A qualitative exploration of a respiratory distress symptom cluster in lung cancer: cough, breathlessness and fatigue

Lung Cancer. 2011 Jan;71(1):94-102. doi: 10.1016/j.lungcan.2010.04.002. Epub 2010 May 2.


There is a growing awareness that symptoms frequently co-occur in 'symptom clusters' and that understanding these clusters may improve the management of unrelieved symptoms in patients. In-depth longitudinal exploration of lung cancer patients' symptom experiences is used to examine patient symptom experiences and distress across the disease trajectory of lung cancer.

Methods: Semi-structured interviews were conducted with patients and their primary caregivers at four time points: at the beginning of treatment and then subsequently at three, six, and twelve months. Interpretative Phenomenological Analysis was employed in the data analysis.

Findings: Findings indicate that a cluster of interacting respiratory symptoms play a central role in patients' symptom experiences within the lung cancer population. The interviews also suggest that symptoms such as cough which are under-represented in research within this population may play an important role in patients' symptom experiences.

Discussion: Longitudinal qualitative investigation offers a valuable method for improving our understanding of patients' experiences of lung cancer and for identifying potential opportunities to improve patient quality of life.

Publication types

  • Research Support, Non-U.S. Gov't

MeSH terms
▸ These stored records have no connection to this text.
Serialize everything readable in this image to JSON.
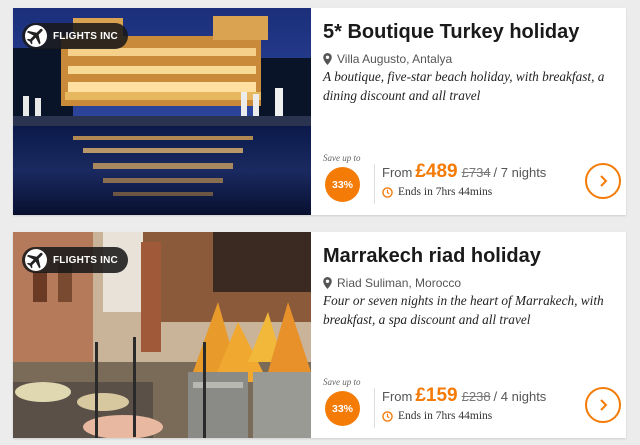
{
  "colors": {
    "accent": "#f37b06",
    "background": "#ececec"
  },
  "cards": [
    {
      "badge": "FLIGHTS INC",
      "badge_icon": "airplane-icon",
      "title": "5* Boutique Turkey holiday",
      "location": "Villa Augusto, Antalya",
      "description": "A boutique, five-star beach holiday, with breakfast, a dining discount and all travel",
      "save_label": "Save up to",
      "discount": "33%",
      "from_label": "From",
      "price": "£489",
      "old_price": "£734",
      "duration": "/ 7 nights",
      "ends": "Ends in 7hrs 44mins"
    },
    {
      "badge": "FLIGHTS INC",
      "badge_icon": "airplane-icon",
      "title": "Marrakech riad holiday",
      "location": "Riad Suliman, Morocco",
      "description": "Four or seven nights in the heart of Marrakech, with breakfast, a spa discount and all travel",
      "save_label": "Save up to",
      "discount": "33%",
      "from_label": "From",
      "price": "£159",
      "old_price": "£238",
      "duration": "/ 4 nights",
      "ends": "Ends in 7hrs 44mins"
    }
  ]
}
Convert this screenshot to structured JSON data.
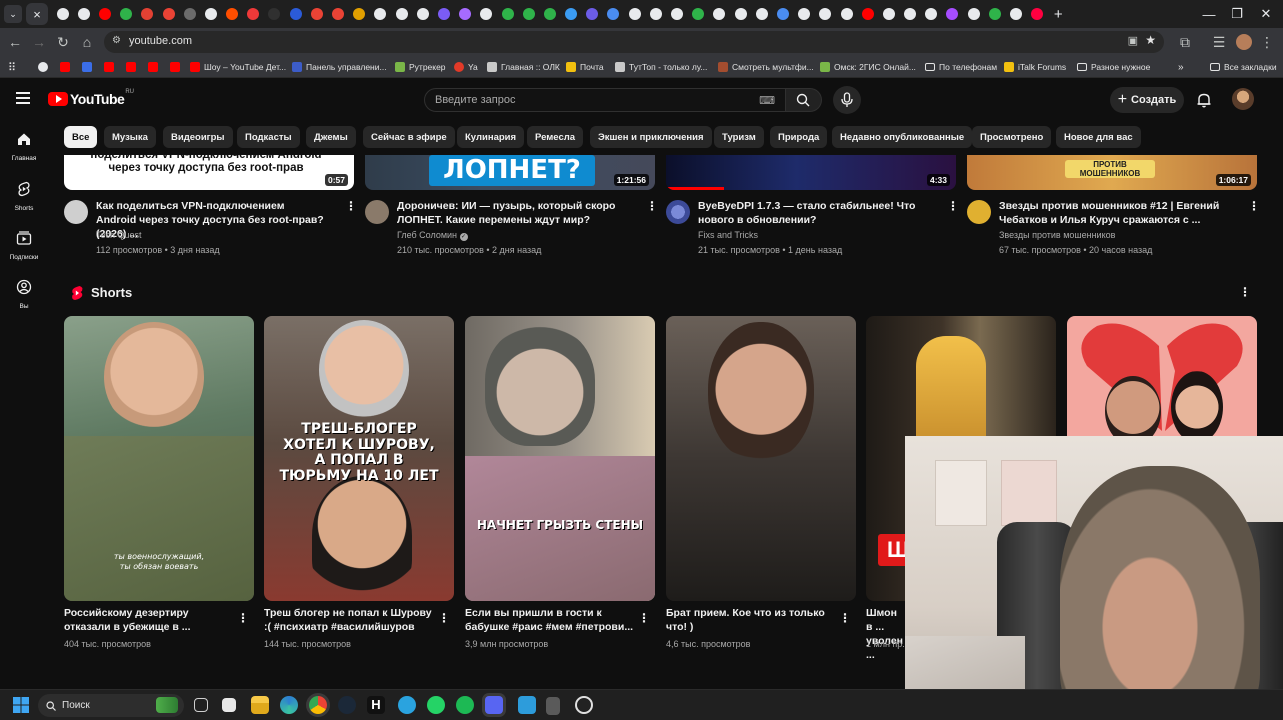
{
  "browser": {
    "url": "youtube.com",
    "tab_close": "×",
    "new_tab": "+",
    "tab_icon_colors": [
      "#e8eaed",
      "#e8eaed",
      "#ff0000",
      "#2fb34a",
      "#e34133",
      "#ea4335",
      "#6b6b6b",
      "#e8eaed",
      "#ff4e00",
      "#ef3939",
      "#303030",
      "#2b5bd8",
      "#ea4335",
      "#ea4335",
      "#e2a000",
      "#e8eaed",
      "#e8eaed",
      "#e8eaed",
      "#7b5cf5",
      "#a66bff",
      "#e8eaed",
      "#2fb34a",
      "#2fb34a",
      "#2fb34a",
      "#3b9cf2",
      "#6c5ce7",
      "#4a8cf0",
      "#e8eaed",
      "#e8eaed",
      "#e8eaed",
      "#2fb34a",
      "#e8eaed",
      "#e8eaed",
      "#e8eaed",
      "#4a8cf0",
      "#e8eaed",
      "#e8eaed",
      "#e8eaed",
      "#ff0000",
      "#e8eaed",
      "#e8eaed",
      "#e8eaed",
      "#a64dff",
      "#e8eaed",
      "#2fb34a",
      "#e8eaed",
      "#ff0040"
    ]
  },
  "bookmarks": [
    {
      "label": "Шоу – YouTube Дет...",
      "color": "#ff0000"
    },
    {
      "label": "Панель управлени...",
      "color": "#3c5cc8"
    },
    {
      "label": "Рутрекер",
      "color": "#7ab648"
    },
    {
      "label": "Ya",
      "color": "#e23a28"
    },
    {
      "label": "Главная :: ОЛК",
      "color": "#e8eaed"
    },
    {
      "label": "Почта",
      "color": "#f2c00f"
    },
    {
      "label": "ТутТоп - только лу...",
      "color": "#e8eaed"
    },
    {
      "label": "Смотреть мультфи...",
      "color": "#a34d2f"
    },
    {
      "label": "Омск: 2ГИС Онлай...",
      "color": "#7ab648"
    },
    {
      "label": "По телефонам",
      "color": "#e8eaed"
    },
    {
      "label": "iTalk Forums",
      "color": "#f2c00f"
    },
    {
      "label": "Разное нужное",
      "color": "#e8eaed"
    },
    {
      "label": "Все закладки",
      "color": "#e8eaed"
    }
  ],
  "youtube": {
    "logo_text": "YouTube",
    "region": "RU",
    "search_placeholder": "Введите запрос",
    "create_label": "Создать",
    "sidebar": [
      {
        "label": "Главная",
        "icon": "home-icon"
      },
      {
        "label": "Shorts",
        "icon": "shorts-icon"
      },
      {
        "label": "Подписки",
        "icon": "subscriptions-icon"
      },
      {
        "label": "Вы",
        "icon": "you-icon"
      }
    ],
    "chips": [
      "Все",
      "Музыка",
      "Видеоигры",
      "Подкасты",
      "Джемы",
      "Сейчас в эфире",
      "Кулинария",
      "Ремесла",
      "Экшен и приключения",
      "Туризм",
      "Природа",
      "Недавно опубликованные",
      "Просмотрено",
      "Новое для вас"
    ],
    "videos": [
      {
        "thumb_text": "поделиться VPN-подключением Android через точку доступа без root-прав",
        "duration": "0:57",
        "title": "Как поделиться VPN-подключением Android через точку доступа без root-прав? (2026) ...",
        "channel": "Tech Quest",
        "meta": "112 просмотров • 3 дня назад",
        "verified": false,
        "avatar_color": "#c9c9c9"
      },
      {
        "thumb_text": "ЛОПНЕТ?",
        "duration": "1:21:56",
        "title": "Дороничев: ИИ — пузырь, который скоро ЛОПНЕТ. Какие перемены ждут мир?",
        "channel": "Глеб Соломин",
        "meta": "210 тыс. просмотров • 2 дня назад",
        "verified": true,
        "avatar_color": "#8a7a6a"
      },
      {
        "thumb_text": "",
        "duration": "4:33",
        "title": "ByeByeDPI 1.7.3 — стало стабильнее! Что нового в обновлении?",
        "channel": "Fixs and Tricks",
        "meta": "21 тыс. просмотров • 1 день назад",
        "verified": false,
        "avatar_color": "#5a6fb0"
      },
      {
        "thumb_text": "ПРОТИВ МОШЕННИКОВ",
        "duration": "1:06:17",
        "title": "Звезды против мошенников #12 | Евгений Чебатков и Илья Куруч сражаются с ...",
        "channel": "Звезды против мошенников",
        "meta": "67 тыс. просмотров • 20 часов назад",
        "verified": false,
        "avatar_color": "#e0b030"
      }
    ],
    "shorts_heading": "Shorts",
    "shorts": [
      {
        "title": "Российскому дезертиру отказали в убежище в ...",
        "views": "404 тыс. просмотров",
        "overlay": "ты военнослужащий,\nты обязан воевать",
        "bg": "#5f7a62"
      },
      {
        "title": "Треш блогер не попал к Шурову :( #психиатр #василийшуров",
        "views": "144 тыс. просмотров",
        "overlay": "ТРЕШ-БЛОГЕР ХОТЕЛ К ШУРОВУ, А ПОПАЛ В ТЮРЬМУ НА 10 ЛЕТ",
        "bg": "#6b4a3a"
      },
      {
        "title": "Если вы пришли в гости к бабушке #раис #мем #петрови...",
        "views": "3,9 млн просмотров",
        "overlay": "НАЧНЕТ ГРЫЗТЬ СТЕНЫ",
        "bg": "#8d857c"
      },
      {
        "title": "Брат прием. Кое что из только что! )",
        "views": "4,6 тыс. просмотров",
        "overlay": "",
        "bg": "#3a3532"
      },
      {
        "title": "Шмон в ... уволен ...",
        "views": "1 млн пр...",
        "overlay": "Ш",
        "bg": "#2e2620"
      },
      {
        "title": "",
        "views": "",
        "overlay": "",
        "bg": "#f1a7a0"
      }
    ]
  },
  "taskbar": {
    "search_label": "Поиск"
  }
}
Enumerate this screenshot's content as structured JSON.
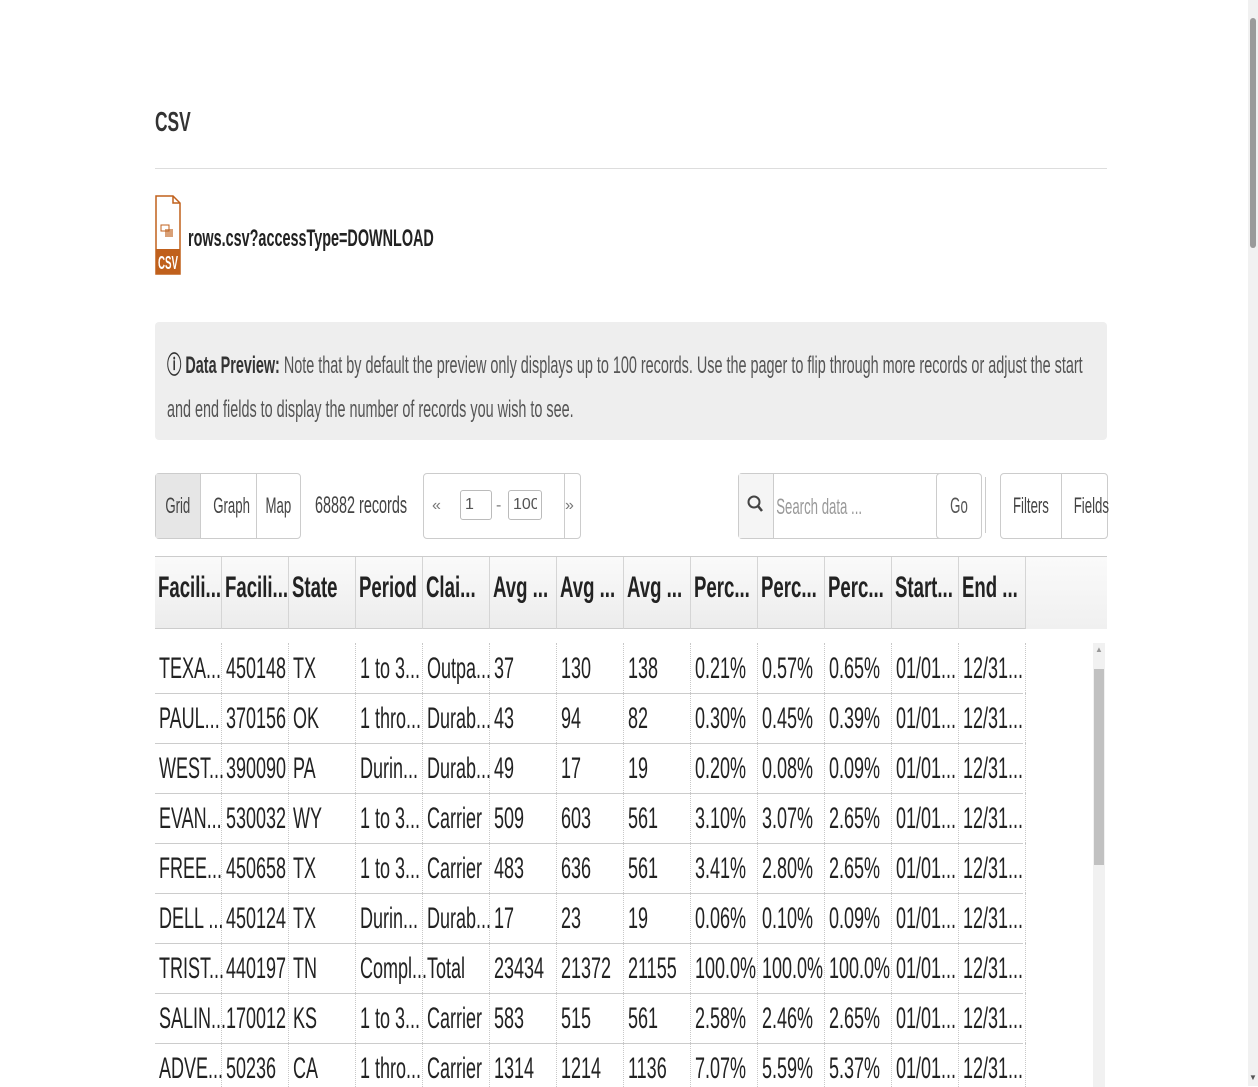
{
  "section_title": "CSV",
  "file": {
    "icon_label": "CSV",
    "name": "rows.csv?accessType=DOWNLOAD"
  },
  "notice": {
    "label": "Data Preview:",
    "text": "Note that by default the preview only displays up to 100 records. Use the pager to flip through more records or adjust the start and end fields to display the number of records you wish to see."
  },
  "toolbar": {
    "view_tabs": [
      "Grid",
      "Graph",
      "Map"
    ],
    "records": "68882 records",
    "pager": {
      "prev": "«",
      "next": "»",
      "start": "1",
      "separator": "-",
      "end": "100"
    },
    "search_placeholder": "Search data ...",
    "go_label": "Go »",
    "filters_label": "Filters",
    "fields_label": "Fields"
  },
  "grid": {
    "columns": [
      "Facili...",
      "Facili...",
      "State",
      "Period",
      "Clai...",
      "Avg ...",
      "Avg ...",
      "Avg ...",
      "Perc...",
      "Perc...",
      "Perc...",
      "Start...",
      "End ..."
    ],
    "rows": [
      [
        "TEXA...",
        "450148",
        "TX",
        "1 to 3...",
        "Outpa...",
        "37",
        "130",
        "138",
        "0.21%",
        "0.57%",
        "0.65%",
        "01/01...",
        "12/31..."
      ],
      [
        "PAUL...",
        "370156",
        "OK",
        "1 thro...",
        "Durab...",
        "43",
        "94",
        "82",
        "0.30%",
        "0.45%",
        "0.39%",
        "01/01...",
        "12/31..."
      ],
      [
        "WEST...",
        "390090",
        "PA",
        "Durin...",
        "Durab...",
        "49",
        "17",
        "19",
        "0.20%",
        "0.08%",
        "0.09%",
        "01/01...",
        "12/31..."
      ],
      [
        "EVAN...",
        "530032",
        "WY",
        "1 to 3...",
        "Carrier",
        "509",
        "603",
        "561",
        "3.10%",
        "3.07%",
        "2.65%",
        "01/01...",
        "12/31..."
      ],
      [
        "FREE...",
        "450658",
        "TX",
        "1 to 3...",
        "Carrier",
        "483",
        "636",
        "561",
        "3.41%",
        "2.80%",
        "2.65%",
        "01/01...",
        "12/31..."
      ],
      [
        "DELL ...",
        "450124",
        "TX",
        "Durin...",
        "Durab...",
        "17",
        "23",
        "19",
        "0.06%",
        "0.10%",
        "0.09%",
        "01/01...",
        "12/31..."
      ],
      [
        "TRIST...",
        "440197",
        "TN",
        "Compl...",
        "Total",
        "23434",
        "21372",
        "21155",
        "100.0%",
        "100.0%",
        "100.0%",
        "01/01...",
        "12/31..."
      ],
      [
        "SALIN...",
        "170012",
        "KS",
        "1 to 3...",
        "Carrier",
        "583",
        "515",
        "561",
        "2.58%",
        "2.46%",
        "2.65%",
        "01/01...",
        "12/31..."
      ],
      [
        "ADVE...",
        "50236",
        "CA",
        "1 thro...",
        "Carrier",
        "1314",
        "1214",
        "1136",
        "7.07%",
        "5.59%",
        "5.37%",
        "01/01...",
        "12/31..."
      ]
    ]
  },
  "colors": {
    "file_icon": "#c0601c",
    "notice_bg": "#eeeeee",
    "header_bg": "#f0f0f0"
  }
}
  • Adult
  • Aged
  • Aged, 80 and over
  • Cough / etiology*
  • Dyspnea / etiology*
  • Fatigue / etiology*
  • Humans
  • Interviews as Topic
  • Lung Neoplasms / complications*
  • Lung Neoplasms / physiopathology
  • Middle Aged